The church of St Thomas the Martyr, a chapelry of
Bedminster, served that part of the town's early expansion south
of the Avon and within the later defences. It was built not long
after the archbishop's murder in 1170, and was described as being
a large and elegant building as early as 1200. This was a parish
full of rich clothiers - an important market was started at the
time of Queen Elizabeth - and much money was given to it.
Before the completion of St Mary Redcliffe,
members of the influential Canyngyes family had been buried in St
Thomas, and Sir William Penn, founder of Pennsylvania, was
The present church was completed in 1793. In 1818
the historian Dr John Evans wrote, 'The architecture of the
present church contains little that will offend a correct taste,
though it combines nothing to excite admiration ... a specimen of
what has been denominated the modern style of ecclesiastical
architecture.' The Perpendicular north west tower is mostly
The interior of the church is Georgian.

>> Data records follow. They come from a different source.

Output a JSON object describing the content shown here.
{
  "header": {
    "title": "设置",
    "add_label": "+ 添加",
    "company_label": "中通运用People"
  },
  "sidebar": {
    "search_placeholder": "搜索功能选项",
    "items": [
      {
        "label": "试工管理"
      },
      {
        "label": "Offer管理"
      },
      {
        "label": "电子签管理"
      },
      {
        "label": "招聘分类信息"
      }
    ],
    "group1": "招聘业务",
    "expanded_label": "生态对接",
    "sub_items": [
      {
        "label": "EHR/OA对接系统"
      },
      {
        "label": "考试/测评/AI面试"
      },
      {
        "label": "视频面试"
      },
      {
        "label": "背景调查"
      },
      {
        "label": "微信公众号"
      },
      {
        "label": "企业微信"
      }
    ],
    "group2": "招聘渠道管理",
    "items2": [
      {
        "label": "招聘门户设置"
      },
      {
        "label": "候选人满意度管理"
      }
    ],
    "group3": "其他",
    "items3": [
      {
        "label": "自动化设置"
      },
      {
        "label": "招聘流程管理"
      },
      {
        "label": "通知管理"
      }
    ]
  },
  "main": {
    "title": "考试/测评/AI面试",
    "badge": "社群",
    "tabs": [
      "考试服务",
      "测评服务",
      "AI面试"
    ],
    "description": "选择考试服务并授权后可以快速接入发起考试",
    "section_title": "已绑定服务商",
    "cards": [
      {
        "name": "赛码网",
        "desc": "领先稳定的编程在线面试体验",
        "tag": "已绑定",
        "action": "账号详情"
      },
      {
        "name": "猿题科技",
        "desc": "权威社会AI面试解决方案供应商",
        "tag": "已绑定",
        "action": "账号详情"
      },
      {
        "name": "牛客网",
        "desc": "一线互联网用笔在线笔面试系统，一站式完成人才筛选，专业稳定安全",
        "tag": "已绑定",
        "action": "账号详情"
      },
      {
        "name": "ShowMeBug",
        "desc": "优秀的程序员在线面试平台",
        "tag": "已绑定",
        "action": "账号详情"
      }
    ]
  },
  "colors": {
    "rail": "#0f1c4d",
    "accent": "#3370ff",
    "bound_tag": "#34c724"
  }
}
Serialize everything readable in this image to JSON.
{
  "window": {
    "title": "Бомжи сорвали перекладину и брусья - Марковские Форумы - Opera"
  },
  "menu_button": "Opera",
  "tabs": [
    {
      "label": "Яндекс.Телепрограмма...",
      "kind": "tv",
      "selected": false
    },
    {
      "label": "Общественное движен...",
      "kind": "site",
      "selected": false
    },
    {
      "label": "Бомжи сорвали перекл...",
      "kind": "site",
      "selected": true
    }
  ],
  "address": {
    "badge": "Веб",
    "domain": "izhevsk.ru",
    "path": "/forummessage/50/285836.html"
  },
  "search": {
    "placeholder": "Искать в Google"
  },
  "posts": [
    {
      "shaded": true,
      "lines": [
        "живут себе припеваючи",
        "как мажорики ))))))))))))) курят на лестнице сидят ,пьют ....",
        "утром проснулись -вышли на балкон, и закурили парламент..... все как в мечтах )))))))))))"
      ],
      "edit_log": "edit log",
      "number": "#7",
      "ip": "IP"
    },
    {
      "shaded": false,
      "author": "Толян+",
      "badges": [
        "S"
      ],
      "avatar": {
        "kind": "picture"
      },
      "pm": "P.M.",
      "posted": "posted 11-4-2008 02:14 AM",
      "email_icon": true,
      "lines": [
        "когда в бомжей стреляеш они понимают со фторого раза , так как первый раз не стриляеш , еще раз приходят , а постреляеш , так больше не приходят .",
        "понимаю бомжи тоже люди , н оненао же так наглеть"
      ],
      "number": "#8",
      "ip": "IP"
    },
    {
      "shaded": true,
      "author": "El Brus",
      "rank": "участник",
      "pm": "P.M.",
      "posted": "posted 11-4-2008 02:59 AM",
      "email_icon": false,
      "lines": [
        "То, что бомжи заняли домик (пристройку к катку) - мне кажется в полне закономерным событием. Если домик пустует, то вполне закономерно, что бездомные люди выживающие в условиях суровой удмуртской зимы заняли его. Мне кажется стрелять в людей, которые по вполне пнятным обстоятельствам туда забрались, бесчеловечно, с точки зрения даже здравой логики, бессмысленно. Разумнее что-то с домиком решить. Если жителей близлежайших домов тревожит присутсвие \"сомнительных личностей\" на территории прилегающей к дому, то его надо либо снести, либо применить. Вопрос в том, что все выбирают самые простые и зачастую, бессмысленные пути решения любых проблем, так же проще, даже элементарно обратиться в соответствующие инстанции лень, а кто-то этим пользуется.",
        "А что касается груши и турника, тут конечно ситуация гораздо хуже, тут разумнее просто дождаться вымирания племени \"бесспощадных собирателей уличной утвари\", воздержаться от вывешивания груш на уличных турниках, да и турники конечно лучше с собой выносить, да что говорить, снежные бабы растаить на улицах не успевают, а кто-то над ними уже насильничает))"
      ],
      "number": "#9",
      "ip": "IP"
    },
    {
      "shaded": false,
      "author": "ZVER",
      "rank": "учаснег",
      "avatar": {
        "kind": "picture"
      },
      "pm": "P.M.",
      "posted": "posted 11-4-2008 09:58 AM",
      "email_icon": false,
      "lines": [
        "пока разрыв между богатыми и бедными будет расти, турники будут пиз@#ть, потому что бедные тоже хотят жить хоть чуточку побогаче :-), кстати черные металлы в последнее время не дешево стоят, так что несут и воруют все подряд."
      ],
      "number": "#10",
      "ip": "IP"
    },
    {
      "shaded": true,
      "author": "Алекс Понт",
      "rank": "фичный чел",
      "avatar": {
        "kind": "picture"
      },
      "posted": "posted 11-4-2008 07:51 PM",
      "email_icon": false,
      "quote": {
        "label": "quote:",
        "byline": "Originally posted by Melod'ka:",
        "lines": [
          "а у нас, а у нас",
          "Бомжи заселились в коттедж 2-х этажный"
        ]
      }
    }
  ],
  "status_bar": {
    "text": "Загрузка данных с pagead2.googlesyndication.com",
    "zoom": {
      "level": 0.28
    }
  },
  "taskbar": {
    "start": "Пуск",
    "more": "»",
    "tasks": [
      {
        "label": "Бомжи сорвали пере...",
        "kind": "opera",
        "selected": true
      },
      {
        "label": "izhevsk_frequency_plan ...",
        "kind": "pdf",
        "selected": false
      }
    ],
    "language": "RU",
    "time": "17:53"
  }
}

The combination of high
barrel vault ceiling and clerestory windows with painted plastered
walls contribute to the spaciousness and light of the interior,
leading the eye to the richness of the reredos at the altar.
At the end of the 13th century Simon de Burton
established an almshouse in nearby Long Row. Rebuilt at various
times, it was destroyed during the Second World War, but a couple
of small statues from the building are displayed in the church.
The one shown is of St Thomas himself.
St Thomas itself survived the bombs but the area around changed
out of recognition. Most of the surrounding streets no longer held
houses and land was being covered by office blocks. Although there
was still a large and faithful congregation, when the Rev Marwood
Paterson retired in the late 1940s, no new vicar was appointed. It
struggled on under various 'experimental' systems for several
years, but in the 1970s it was decided that there was 'no viable
future for St Thomas as a church'. The last service was held there
at Christmas 1982. The church is now administered by the Churches
See the Churches Conservation Trust web site here,
The west gallery (not shown!) dates from 1728-32, and was originally in the previous church on the site.